• [Your objective] The records that follow must be repeated verbatim, every one of them.

- - - - -

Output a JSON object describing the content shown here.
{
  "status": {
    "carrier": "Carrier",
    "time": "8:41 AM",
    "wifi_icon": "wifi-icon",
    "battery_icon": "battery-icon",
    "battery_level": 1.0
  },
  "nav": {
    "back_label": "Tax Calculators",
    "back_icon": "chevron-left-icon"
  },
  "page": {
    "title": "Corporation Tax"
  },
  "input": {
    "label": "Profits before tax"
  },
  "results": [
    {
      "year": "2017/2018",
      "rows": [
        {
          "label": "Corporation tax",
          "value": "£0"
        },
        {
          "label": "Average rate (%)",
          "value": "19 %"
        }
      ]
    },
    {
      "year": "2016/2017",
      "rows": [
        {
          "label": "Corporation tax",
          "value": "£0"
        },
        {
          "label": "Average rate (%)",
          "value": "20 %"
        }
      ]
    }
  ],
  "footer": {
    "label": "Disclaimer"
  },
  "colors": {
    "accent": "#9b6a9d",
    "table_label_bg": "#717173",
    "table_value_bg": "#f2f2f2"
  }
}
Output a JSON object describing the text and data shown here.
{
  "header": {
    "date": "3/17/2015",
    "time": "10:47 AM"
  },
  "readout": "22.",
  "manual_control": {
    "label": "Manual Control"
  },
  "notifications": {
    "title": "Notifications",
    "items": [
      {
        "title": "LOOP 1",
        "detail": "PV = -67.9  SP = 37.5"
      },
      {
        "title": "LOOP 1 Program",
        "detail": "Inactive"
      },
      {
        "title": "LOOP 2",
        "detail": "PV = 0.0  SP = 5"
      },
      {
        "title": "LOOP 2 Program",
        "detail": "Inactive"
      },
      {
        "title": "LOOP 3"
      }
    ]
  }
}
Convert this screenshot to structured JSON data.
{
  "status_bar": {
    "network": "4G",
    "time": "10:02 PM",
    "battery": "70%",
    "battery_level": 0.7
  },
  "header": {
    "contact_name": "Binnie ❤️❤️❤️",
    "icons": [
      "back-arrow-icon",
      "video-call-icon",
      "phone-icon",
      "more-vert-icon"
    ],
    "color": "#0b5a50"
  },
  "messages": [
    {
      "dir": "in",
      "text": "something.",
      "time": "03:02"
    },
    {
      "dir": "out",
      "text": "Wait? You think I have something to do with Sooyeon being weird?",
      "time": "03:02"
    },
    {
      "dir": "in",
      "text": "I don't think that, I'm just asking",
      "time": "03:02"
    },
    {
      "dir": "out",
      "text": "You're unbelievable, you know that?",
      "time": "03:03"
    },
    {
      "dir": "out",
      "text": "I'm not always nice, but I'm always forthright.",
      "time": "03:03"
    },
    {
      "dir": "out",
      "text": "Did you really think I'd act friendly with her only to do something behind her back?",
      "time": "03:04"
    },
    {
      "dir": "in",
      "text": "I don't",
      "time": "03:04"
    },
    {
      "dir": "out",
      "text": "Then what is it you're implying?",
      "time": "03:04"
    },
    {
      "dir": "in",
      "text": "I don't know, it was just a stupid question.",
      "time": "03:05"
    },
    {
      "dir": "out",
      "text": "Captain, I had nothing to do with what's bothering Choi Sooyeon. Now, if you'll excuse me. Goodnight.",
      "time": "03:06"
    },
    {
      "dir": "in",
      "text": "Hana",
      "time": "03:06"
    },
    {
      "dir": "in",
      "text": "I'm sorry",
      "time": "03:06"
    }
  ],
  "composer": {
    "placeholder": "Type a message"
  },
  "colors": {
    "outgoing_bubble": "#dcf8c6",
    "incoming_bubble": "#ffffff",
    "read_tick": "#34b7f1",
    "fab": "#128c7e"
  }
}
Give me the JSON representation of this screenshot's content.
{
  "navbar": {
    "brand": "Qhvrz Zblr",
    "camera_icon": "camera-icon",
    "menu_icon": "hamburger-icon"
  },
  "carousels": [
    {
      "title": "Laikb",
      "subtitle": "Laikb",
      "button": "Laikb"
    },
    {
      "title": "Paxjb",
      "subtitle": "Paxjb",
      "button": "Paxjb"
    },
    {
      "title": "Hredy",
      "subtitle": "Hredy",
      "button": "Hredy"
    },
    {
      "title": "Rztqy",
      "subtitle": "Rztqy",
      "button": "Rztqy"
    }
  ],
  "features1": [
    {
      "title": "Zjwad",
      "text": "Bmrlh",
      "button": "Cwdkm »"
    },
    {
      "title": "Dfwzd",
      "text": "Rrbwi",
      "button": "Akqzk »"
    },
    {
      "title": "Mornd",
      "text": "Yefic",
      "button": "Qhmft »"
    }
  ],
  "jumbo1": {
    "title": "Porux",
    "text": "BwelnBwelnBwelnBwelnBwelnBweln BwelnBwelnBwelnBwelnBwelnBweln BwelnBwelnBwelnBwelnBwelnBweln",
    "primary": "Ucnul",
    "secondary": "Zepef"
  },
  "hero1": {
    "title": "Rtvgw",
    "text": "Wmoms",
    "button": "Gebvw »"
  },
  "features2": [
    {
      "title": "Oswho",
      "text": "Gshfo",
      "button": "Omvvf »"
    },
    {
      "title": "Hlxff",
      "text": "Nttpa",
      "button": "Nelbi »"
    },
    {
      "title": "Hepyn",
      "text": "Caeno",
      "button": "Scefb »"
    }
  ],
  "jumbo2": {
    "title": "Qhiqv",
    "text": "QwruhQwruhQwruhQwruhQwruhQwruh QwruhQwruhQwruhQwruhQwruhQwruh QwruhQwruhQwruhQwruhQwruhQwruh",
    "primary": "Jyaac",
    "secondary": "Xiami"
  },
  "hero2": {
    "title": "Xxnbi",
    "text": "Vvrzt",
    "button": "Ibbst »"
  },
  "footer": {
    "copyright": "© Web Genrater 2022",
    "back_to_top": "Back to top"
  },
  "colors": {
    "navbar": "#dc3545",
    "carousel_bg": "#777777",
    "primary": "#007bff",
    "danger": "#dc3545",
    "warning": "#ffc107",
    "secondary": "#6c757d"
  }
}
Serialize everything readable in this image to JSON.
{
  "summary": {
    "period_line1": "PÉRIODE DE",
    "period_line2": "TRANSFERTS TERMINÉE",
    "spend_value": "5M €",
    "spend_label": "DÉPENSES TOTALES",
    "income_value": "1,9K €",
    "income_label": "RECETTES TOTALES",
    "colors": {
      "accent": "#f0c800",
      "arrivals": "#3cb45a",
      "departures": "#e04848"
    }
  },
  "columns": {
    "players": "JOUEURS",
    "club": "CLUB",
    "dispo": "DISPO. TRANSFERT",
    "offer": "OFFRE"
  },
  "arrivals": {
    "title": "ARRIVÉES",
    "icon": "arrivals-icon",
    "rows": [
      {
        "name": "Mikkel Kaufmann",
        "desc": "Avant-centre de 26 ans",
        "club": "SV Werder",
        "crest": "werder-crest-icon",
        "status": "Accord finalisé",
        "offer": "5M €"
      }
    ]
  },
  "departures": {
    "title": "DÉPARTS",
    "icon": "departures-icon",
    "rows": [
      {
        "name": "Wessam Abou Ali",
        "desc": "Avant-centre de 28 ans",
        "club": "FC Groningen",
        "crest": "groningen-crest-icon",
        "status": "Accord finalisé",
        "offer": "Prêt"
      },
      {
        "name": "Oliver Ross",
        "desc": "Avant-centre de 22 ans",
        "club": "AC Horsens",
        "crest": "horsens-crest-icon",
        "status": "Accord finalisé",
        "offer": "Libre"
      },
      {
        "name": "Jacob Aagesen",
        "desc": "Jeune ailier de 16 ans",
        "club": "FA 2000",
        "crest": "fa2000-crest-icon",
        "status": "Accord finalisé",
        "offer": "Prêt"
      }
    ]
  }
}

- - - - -

• [Written answer]
Output a JSON object describing the content shown here.
{
  "status": {
    "carrier": "Carrier",
    "time": "8:41 AM",
    "wifi_icon": "wifi-icon",
    "battery_icon": "battery-icon",
    "battery_level": 1.0
  },
  "nav": {
    "back_label": "Tax Calculators",
    "back_icon": "chevron-left-icon"
  },
  "page": {
    "title": "Corporation Tax"
  },
  "input": {
    "label": "Profits before tax"
  },
  "results": [
    {
      "year": "2017/2018",
      "rows": [
        {
          "label": "Corporation tax",
          "value": "£0"
        },
        {
          "label": "Average rate (%)",
          "value": "19 %"
        }
      ]
    },
    {
      "year": "2016/2017",
      "rows": [
        {
          "label": "Corporation tax",
          "value": "£0"
        },
        {
          "label": "Average rate (%)",
          "value": "20 %"
        }
      ]
    }
  ],
  "footer": {
    "label": "Disclaimer"
  },
  "colors": {
    "accent": "#9b6a9d",
    "table_label_bg": "#717173",
    "table_value_bg": "#f2f2f2"
  }
}
Output a JSON object describing the text and data shown here.
{
  "header": {
    "date": "3/17/2015",
    "time": "10:47 AM"
  },
  "readout": "22.",
  "manual_control": {
    "label": "Manual Control"
  },
  "notifications": {
    "title": "Notifications",
    "items": [
      {
        "title": "LOOP 1",
        "detail": "PV = -67.9  SP = 37.5"
      },
      {
        "title": "LOOP 1 Program",
        "detail": "Inactive"
      },
      {
        "title": "LOOP 2",
        "detail": "PV = 0.0  SP = 5"
      },
      {
        "title": "LOOP 2 Program",
        "detail": "Inactive"
      },
      {
        "title": "LOOP 3"
      }
    ]
  }
}
Convert this screenshot to structured JSON data.
{
  "status_bar": {
    "network": "4G",
    "time": "10:02 PM",
    "battery": "70%",
    "battery_level": 0.7
  },
  "header": {
    "contact_name": "Binnie ❤️❤️❤️",
    "icons": [
      "back-arrow-icon",
      "video-call-icon",
      "phone-icon",
      "more-vert-icon"
    ],
    "color": "#0b5a50"
  },
  "messages": [
    {
      "dir": "in",
      "text": "something.",
      "time": "03:02"
    },
    {
      "dir": "out",
      "text": "Wait? You think I have something to do with Sooyeon being weird?",
      "time": "03:02"
    },
    {
      "dir": "in",
      "text": "I don't think that, I'm just asking",
      "time": "03:02"
    },
    {
      "dir": "out",
      "text": "You're unbelievable, you know that?",
      "time": "03:03"
    },
    {
      "dir": "out",
      "text": "I'm not always nice, but I'm always forthright.",
      "time": "03:03"
    },
    {
      "dir": "out",
      "text": "Did you really think I'd act friendly with her only to do something behind her back?",
      "time": "03:04"
    },
    {
      "dir": "in",
      "text": "I don't",
      "time": "03:04"
    },
    {
      "dir": "out",
      "text": "Then what is it you're implying?",
      "time": "03:04"
    },
    {
      "dir": "in",
      "text": "I don't know, it was just a stupid question.",
      "time": "03:05"
    },
    {
      "dir": "out",
      "text": "Captain, I had nothing to do with what's bothering Choi Sooyeon. Now, if you'll excuse me. Goodnight.",
      "time": "03:06"
    },
    {
      "dir": "in",
      "text": "Hana",
      "time": "03:06"
    },
    {
      "dir": "in",
      "text": "I'm sorry",
      "time": "03:06"
    }
  ],
  "composer": {
    "placeholder": "Type a message"
  },
  "colors": {
    "outgoing_bubble": "#dcf8c6",
    "incoming_bubble": "#ffffff",
    "read_tick": "#34b7f1",
    "fab": "#128c7e"
  }
}
Give me the JSON representation of this screenshot's content.
{
  "navbar": {
    "brand": "Qhvrz Zblr",
    "camera_icon": "camera-icon",
    "menu_icon": "hamburger-icon"
  },
  "carousels": [
    {
      "title": "Laikb",
      "subtitle": "Laikb",
      "button": "Laikb"
    },
    {
      "title": "Paxjb",
      "subtitle": "Paxjb",
      "button": "Paxjb"
    },
    {
      "title": "Hredy",
      "subtitle": "Hredy",
      "button": "Hredy"
    },
    {
      "title": "Rztqy",
      "subtitle": "Rztqy",
      "button": "Rztqy"
    }
  ],
  "features1": [
    {
      "title": "Zjwad",
      "text": "Bmrlh",
      "button": "Cwdkm »"
    },
    {
      "title": "Dfwzd",
      "text": "Rrbwi",
      "button": "Akqzk »"
    },
    {
      "title": "Mornd",
      "text": "Yefic",
      "button": "Qhmft »"
    }
  ],
  "jumbo1": {
    "title": "Porux",
    "text": "BwelnBwelnBwelnBwelnBwelnBweln BwelnBwelnBwelnBwelnBwelnBweln BwelnBwelnBwelnBwelnBwelnBweln",
    "primary": "Ucnul",
    "secondary": "Zepef"
  },
  "hero1": {
    "title": "Rtvgw",
    "text": "Wmoms",
    "button": "Gebvw »"
  },
  "features2": [
    {
      "title": "Oswho",
      "text": "Gshfo",
      "button": "Omvvf »"
    },
    {
      "title": "Hlxff",
      "text": "Nttpa",
      "button": "Nelbi »"
    },
    {
      "title": "Hepyn",
      "text": "Caeno",
      "button": "Scefb »"
    }
  ],
  "jumbo2": {
    "title": "Qhiqv",
    "text": "QwruhQwruhQwruhQwruhQwruhQwruh QwruhQwruhQwruhQwruhQwruhQwruh QwruhQwruhQwruhQwruhQwruhQwruh",
    "primary": "Jyaac",
    "secondary": "Xiami"
  },
  "hero2": {
    "title": "Xxnbi",
    "text": "Vvrzt",
    "button": "Ibbst »"
  },
  "footer": {
    "copyright": "© Web Genrater 2022",
    "back_to_top": "Back to top"
  },
  "colors": {
    "navbar": "#dc3545",
    "carousel_bg": "#777777",
    "primary": "#007bff",
    "danger": "#dc3545",
    "warning": "#ffc107",
    "secondary": "#6c757d"
  }
}
Serialize everything readable in this image to JSON.
{
  "summary": {
    "period_line1": "PÉRIODE DE",
    "period_line2": "TRANSFERTS TERMINÉE",
    "spend_value": "5M €",
    "spend_label": "DÉPENSES TOTALES",
    "income_value": "1,9K €",
    "income_label": "RECETTES TOTALES",
    "colors": {
      "accent": "#f0c800",
      "arrivals": "#3cb45a",
      "departures": "#e04848"
    }
  },
  "columns": {
    "players": "JOUEURS",
    "club": "CLUB",
    "dispo": "DISPO. TRANSFERT",
    "offer": "OFFRE"
  },
  "arrivals": {
    "title": "ARRIVÉES",
    "icon": "arrivals-icon",
    "rows": [
      {
        "name": "Mikkel Kaufmann",
        "desc": "Avant-centre de 26 ans",
        "club": "SV Werder",
        "crest": "werder-crest-icon",
        "status": "Accord finalisé",
        "offer": "5M €"
      }
    ]
  },
  "departures": {
    "title": "DÉPARTS",
    "icon": "departures-icon",
    "rows": [
      {
        "name": "Wessam Abou Ali",
        "desc": "Avant-centre de 28 ans",
        "club": "FC Groningen",
        "crest": "groningen-crest-icon",
        "status": "Accord finalisé",
        "offer": "Prêt"
      },
      {
        "name": "Oliver Ross",
        "desc": "Avant-centre de 22 ans",
        "club": "AC Horsens",
        "crest": "horsens-crest-icon",
        "status": "Accord finalisé",
        "offer": "Libre"
      },
      {
        "name": "Jacob Aagesen",
        "desc": "Jeune ailier de 16 ans",
        "club": "FA 2000",
        "crest": "fa2000-crest-icon",
        "status": "Accord finalisé",
        "offer": "Prêt"
      }
    ]
  }
}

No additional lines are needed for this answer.